►
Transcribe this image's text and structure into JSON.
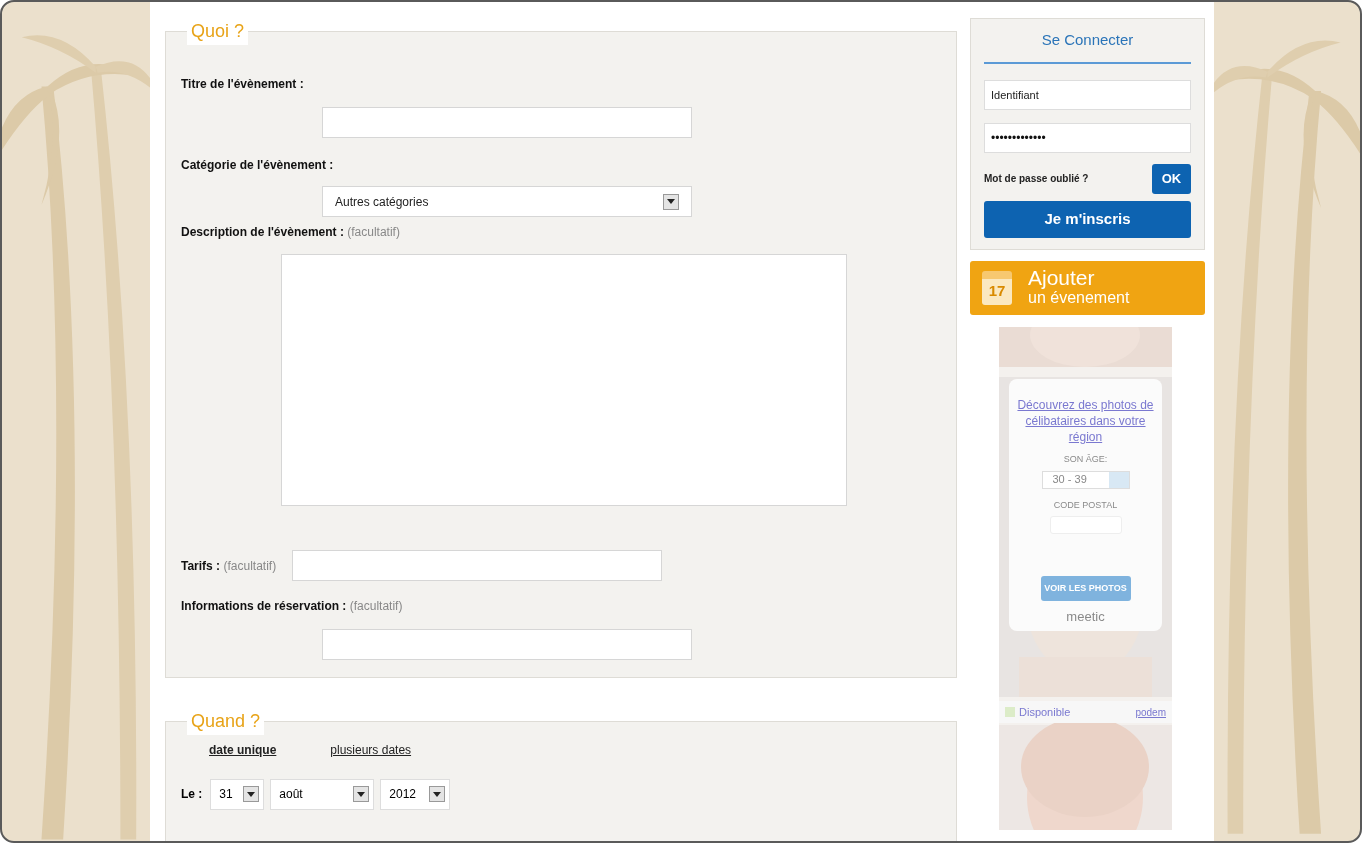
{
  "what": {
    "legend": "Quoi ?",
    "fields": [
      {
        "kind": "input",
        "label": "Titre de l'évènement :"
      },
      {
        "kind": "select",
        "label": "Catégorie de l'évènement :",
        "value": "Autres catégories"
      },
      {
        "kind": "textarea",
        "label": "Description de l'évènement :",
        "note": "(facultatif)"
      },
      {
        "kind": "inline",
        "label": "Tarifs :",
        "note": "(facultatif)"
      },
      {
        "kind": "input",
        "label": "Informations de réservation :",
        "note": "(facultatif)"
      }
    ]
  },
  "when": {
    "legend": "Quand ?",
    "tabs": [
      {
        "label": "date unique",
        "selected": true
      },
      {
        "label": "plusieurs dates",
        "selected": false
      }
    ],
    "date_label": "Le :",
    "selects": [
      {
        "value": "31"
      },
      {
        "value": "août"
      },
      {
        "value": "2012"
      }
    ]
  },
  "login": {
    "title": "Se Connecter",
    "username": "Identifiant",
    "password": "•••••••••••••",
    "forgot": "Mot de passe oublié ?",
    "ok": "OK",
    "register": "Je m'inscris"
  },
  "add_event": {
    "line1": "Ajouter",
    "line2": "un évenement",
    "day": "17"
  },
  "ad": {
    "headline": "Découvrez des photos de célibataires dans votre région",
    "age_label": "SON ÂGE:",
    "age_value": "30 - 39",
    "postal_label": "CODE POSTAL",
    "button": "VOIR LES PHOTOS",
    "logo": "meetic",
    "status": "Disponible",
    "link": "podem"
  }
}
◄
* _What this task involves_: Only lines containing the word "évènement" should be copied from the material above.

* _Answer to this task_:
        "label": "Titre de l'évènement :"
        "label": "Catégorie de l'évènement :",
        "label": "Description de l'évènement :",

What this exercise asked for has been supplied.